- Federal Court Interprets Statutory Requirements Of Underinsured Waiver Rejection; Insured Does Not Need To Date Form For It Be Valid And Insureds' Claims Dismissed (Philadelphia Federal)
- February 17, 2015
- Law Firm: Fineman Krekstein Harris P.C. - Philadelphia Office
Husband and wife plaintiffs allege their vehicle was involved in an accident, the damages resulting from the collision exceeded the amount of insurance recovered from the tortfeasor, that they made a claim to their insurer for underinsured motorist coverage, and that the insurer wrongfully and in bad faith denied coverage on the claim. The insurer argued Plaintiffs waived underinsured motorist coverage in a waiver, while Plaintiffs assert the waiver failed to comply with the applicable statute, making it ineffective.
Under Pennsylvania law, an insured must affirmatively reject underinsured coverage. To be effective, the signed rejection must contain the statutorily provided language. Furthermore, the rejection form must be placed on a separate sheet of paper in prominent type, and it must be “signed by the first named insured and dated to be valid.” If a purported rejection fails to comply with the statutory requirement, the underinsured coverage will be equal to the bodily injury liability limits.

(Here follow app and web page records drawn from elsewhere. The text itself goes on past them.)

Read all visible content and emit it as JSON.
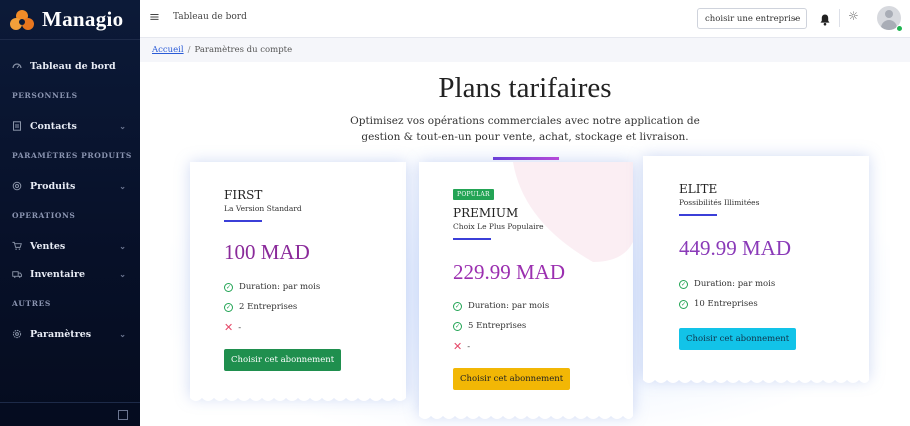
{
  "brand": {
    "name": "Managio"
  },
  "sidebar": {
    "items": [
      {
        "type": "item",
        "label": "Tableau de bord",
        "icon": "dashboard-icon"
      },
      {
        "type": "section",
        "label": "PERSONNELS"
      },
      {
        "type": "item",
        "label": "Contacts",
        "icon": "contacts-icon",
        "expandable": true
      },
      {
        "type": "section",
        "label": "PARAMÈTRES PRODUITS"
      },
      {
        "type": "item",
        "label": "Produits",
        "icon": "products-icon",
        "expandable": true
      },
      {
        "type": "section",
        "label": "OPERATIONS"
      },
      {
        "type": "item",
        "label": "Ventes",
        "icon": "cart-icon",
        "expandable": true
      },
      {
        "type": "item",
        "label": "Inventaire",
        "icon": "inventory-icon",
        "expandable": true
      },
      {
        "type": "section",
        "label": "AUTRES"
      },
      {
        "type": "item",
        "label": "Paramètres",
        "icon": "settings-icon",
        "expandable": true
      }
    ]
  },
  "topbar": {
    "title": "Tableau de bord",
    "company_select": "choisir une entreprise"
  },
  "breadcrumb": {
    "home": "Accueil",
    "current": "Paramètres du compte"
  },
  "page": {
    "title": "Plans tarifaires",
    "subtitle": "Optimisez vos opérations commerciales avec notre application de gestion & tout-en-un pour vente, achat, stockage et livraison."
  },
  "plans": [
    {
      "name": "FIRST",
      "desc": "La Version Standard",
      "price": "100 MAD",
      "features": [
        "Duration: par mois",
        "2 Entreprises"
      ],
      "excluded": "-",
      "button": "Choisir cet abonnement",
      "button_color": "#1f8f4e",
      "price_color": "#8a2a9a"
    },
    {
      "badge": "POPULAR",
      "name": "PREMIUM",
      "desc": "Choix Le Plus Populaire",
      "price": "229.99 MAD",
      "features": [
        "Duration: par mois",
        "5 Entreprises"
      ],
      "excluded": "-",
      "button": "Choisir cet abonnement",
      "button_color": "#f2b705",
      "price_color": "#9b2fb0"
    },
    {
      "name": "ELITE",
      "desc": "Possibilités Illimitées",
      "price": "449.99 MAD",
      "features": [
        "Duration: par mois",
        "10 Entreprises"
      ],
      "button": "Choisir cet abonnement",
      "button_color": "#12c3e8",
      "price_color": "#8a3ab8"
    }
  ]
}
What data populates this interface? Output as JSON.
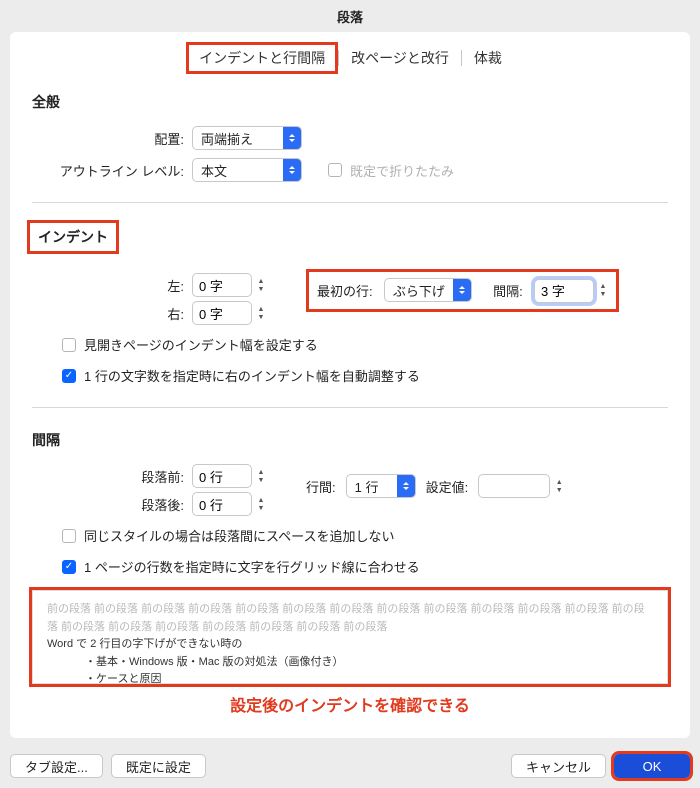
{
  "title": "段落",
  "tabs": {
    "t0": "インデントと行間隔",
    "t1": "改ページと改行",
    "t2": "体裁"
  },
  "general": {
    "title": "全般",
    "align_label": "配置:",
    "align_value": "両端揃え",
    "outline_label": "アウトライン レベル:",
    "outline_value": "本文",
    "collapse_label": "既定で折りたたみ"
  },
  "indent": {
    "title": "インデント",
    "left_label": "左:",
    "left_value": "0 字",
    "right_label": "右:",
    "right_value": "0 字",
    "first_label": "最初の行:",
    "first_value": "ぶら下げ",
    "gap_label": "間隔:",
    "gap_value": "3 字",
    "mirror": "見開きページのインデント幅を設定する",
    "auto": "1 行の文字数を指定時に右のインデント幅を自動調整する"
  },
  "spacing": {
    "title": "間隔",
    "before_label": "段落前:",
    "before_value": "0 行",
    "after_label": "段落後:",
    "after_value": "0 行",
    "line_label": "行間:",
    "line_value": "1 行",
    "set_label": "設定値:",
    "set_value": "",
    "nosame": "同じスタイルの場合は段落間にスペースを追加しない",
    "snap": "1 ページの行数を指定時に文字を行グリッド線に合わせる"
  },
  "preview": {
    "ghost": "前の段落 前の段落 前の段落 前の段落 前の段落 前の段落 前の段落 前の段落 前の段落 前の段落 前の段落 前の段落 前の段落 前の段落 前の段落 前の段落 前の段落 前の段落 前の段落 前の段落",
    "line1": "Word で 2 行目の字下げができない時の",
    "line2": "・基本・Windows 版・Mac 版の対処法（画像付き）",
    "line3": "・ケースと原因"
  },
  "annotate": "設定後のインデントを確認できる",
  "footer": {
    "tabs_btn": "タブ設定...",
    "default_btn": "既定に設定",
    "cancel": "キャンセル",
    "ok": "OK"
  }
}
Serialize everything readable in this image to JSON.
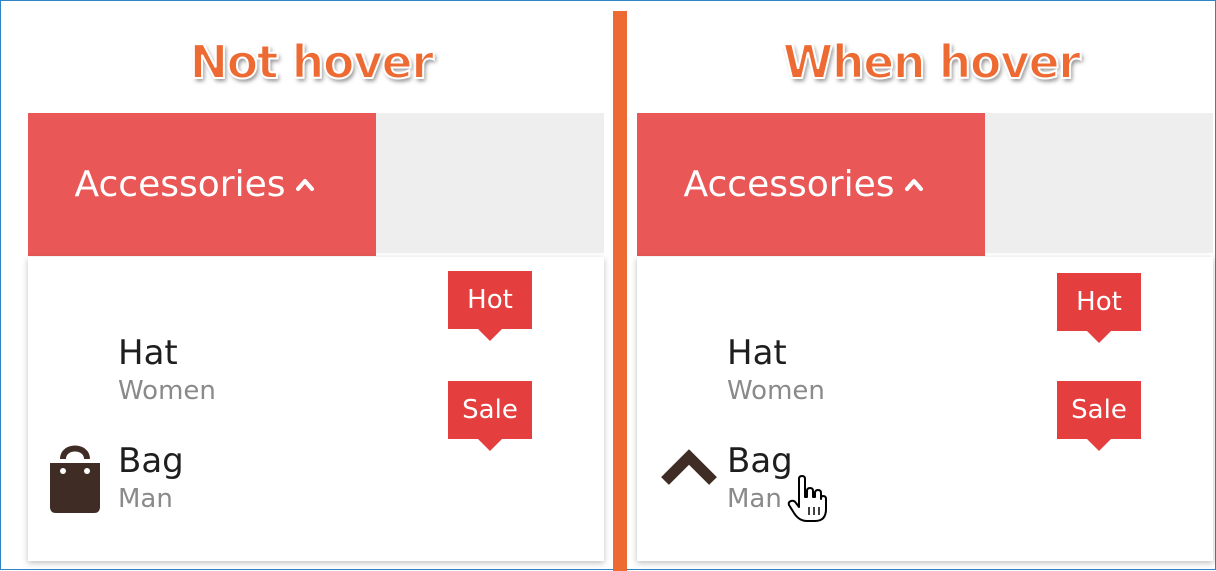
{
  "left": {
    "heading": "Not hover",
    "menu": {
      "label": "Accessories"
    },
    "items": [
      {
        "title": "Hat",
        "subtitle": "Women",
        "badge": "Hot"
      },
      {
        "title": "Bag",
        "subtitle": "Man",
        "badge": "Sale",
        "icon": "shopping-bag-icon"
      }
    ]
  },
  "right": {
    "heading": "When hover",
    "menu": {
      "label": "Accessories"
    },
    "items": [
      {
        "title": "Hat",
        "subtitle": "Women",
        "badge": "Hot"
      },
      {
        "title": "Bag",
        "subtitle": "Man",
        "badge": "Sale",
        "icon": "chevron-up-icon"
      }
    ]
  },
  "colors": {
    "accent": "#e95757",
    "badge": "#e53e3e",
    "heading": "#ee6a33",
    "divider": "#ee6a33",
    "border": "#2f84c4"
  }
}
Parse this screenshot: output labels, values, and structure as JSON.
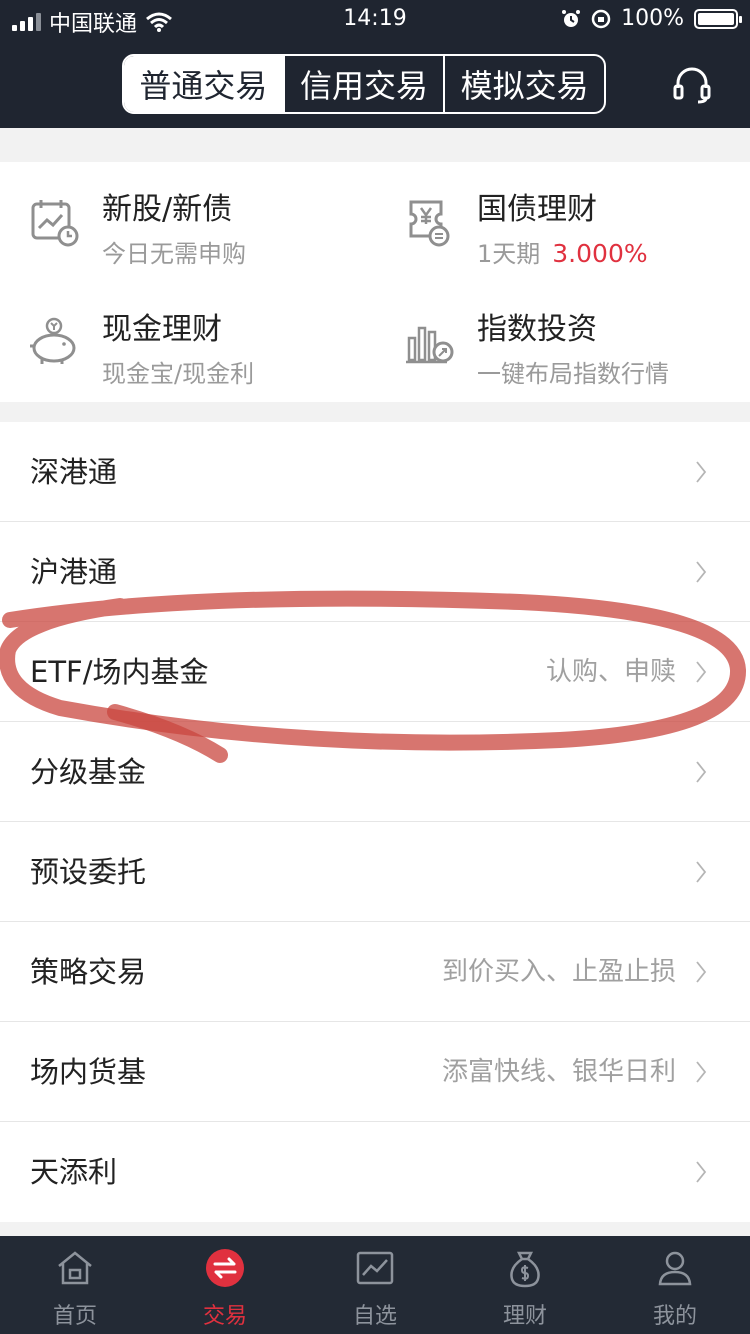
{
  "status_bar": {
    "carrier": "中国联通",
    "time": "14:19",
    "battery": "100%"
  },
  "header": {
    "tabs": [
      {
        "label": "普通交易"
      },
      {
        "label": "信用交易"
      },
      {
        "label": "模拟交易"
      }
    ],
    "service_icon": "headset-icon"
  },
  "features": [
    {
      "title": "新股/新债",
      "sub": "今日无需申购",
      "icon": "calendar-chart-icon"
    },
    {
      "title": "国债理财",
      "sub": "1天期",
      "rate": "3.000%",
      "icon": "yuan-ticket-icon"
    },
    {
      "title": "现金理财",
      "sub": "现金宝/现金利",
      "icon": "piggy-bank-icon"
    },
    {
      "title": "指数投资",
      "sub": "一键布局指数行情",
      "icon": "bar-chart-icon"
    }
  ],
  "list": [
    {
      "label": "深港通",
      "hint": ""
    },
    {
      "label": "沪港通",
      "hint": ""
    },
    {
      "label": "ETF/场内基金",
      "hint": "认购、申赎"
    },
    {
      "label": "分级基金",
      "hint": ""
    },
    {
      "label": "预设委托",
      "hint": ""
    },
    {
      "label": "策略交易",
      "hint": "到价买入、止盈止损"
    },
    {
      "label": "场内货基",
      "hint": "添富快线、银华日利"
    },
    {
      "label": "天添利",
      "hint": ""
    }
  ],
  "bottom_nav": [
    {
      "label": "首页",
      "icon": "home-icon"
    },
    {
      "label": "交易",
      "icon": "transfer-icon",
      "active": true
    },
    {
      "label": "自选",
      "icon": "stock-chart-icon"
    },
    {
      "label": "理财",
      "icon": "money-bag-icon"
    },
    {
      "label": "我的",
      "icon": "user-icon"
    }
  ],
  "colors": {
    "header_bg": "#1f2530",
    "accent_red": "#e0313f",
    "annotation_red": "#c9473f"
  }
}
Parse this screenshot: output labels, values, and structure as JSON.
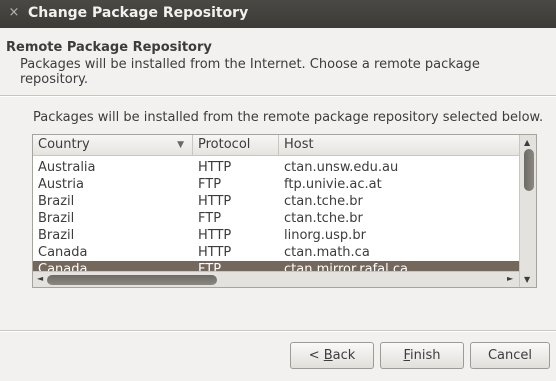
{
  "window": {
    "title": "Change Package Repository",
    "close_glyph": "×"
  },
  "header": {
    "title": "Remote Package Repository",
    "description": "Packages will be installed from the Internet. Choose a remote package repository."
  },
  "intro_text": "Packages will be installed from the remote package repository selected below.",
  "table": {
    "columns": [
      "Country",
      "Protocol",
      "Host"
    ],
    "sort_indicator": "▼",
    "rows": [
      {
        "country": "Australia",
        "protocol": "HTTP",
        "host": "ctan.unsw.edu.au",
        "selected": false
      },
      {
        "country": "Austria",
        "protocol": "FTP",
        "host": "ftp.univie.ac.at",
        "selected": false
      },
      {
        "country": "Brazil",
        "protocol": "HTTP",
        "host": "ctan.tche.br",
        "selected": false
      },
      {
        "country": "Brazil",
        "protocol": "FTP",
        "host": "ctan.tche.br",
        "selected": false
      },
      {
        "country": "Brazil",
        "protocol": "HTTP",
        "host": "linorg.usp.br",
        "selected": false
      },
      {
        "country": "Canada",
        "protocol": "HTTP",
        "host": "ctan.math.ca",
        "selected": false
      },
      {
        "country": "Canada",
        "protocol": "FTP",
        "host": "ctan.mirror.rafal.ca",
        "selected": true
      }
    ],
    "selection_color": "#74675c"
  },
  "buttons": {
    "back": {
      "prefix": "< ",
      "mnemonic": "B",
      "rest": "ack"
    },
    "finish": {
      "mnemonic": "F",
      "rest": "inish"
    },
    "cancel": "Cancel"
  },
  "icons": {
    "scroll_up": "▲",
    "scroll_down": "▼",
    "scroll_left": "◄",
    "scroll_right": "►"
  }
}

Plaintiffs argued because the first named insured, the husband-plaintiff, did not date the form himself, but instead the date was printed in the header of the form, along with the names of the insureds and the policy number.
The Court rejected this argument, finding the most natural reading of the provision required the form be signed by the insured, but not that the insured also had to date the form. The Court found that had the legislature intended to require the insured to date the form, it could have phrased the statute in a way that clearly required it. Furthermore, the statute provides that the insured must be informed he may reject underinsured motorist coverage by signing the following written rejection form, but makes no mention of dating by the insured. Therefore, because plaintiff signed the form and it was dated the rejection was valid, and the Court dismissed the claims with prejudice.
Date of decision: December 10, 2014
Lieb v. Allstate Prop. & Cas. Ins. Co., Civil Action No. 14-4225, 2014 U.S. Dist. LEXIS 171359 (E.D.Pa. Dec. 10, 2014) (Rufe, J.).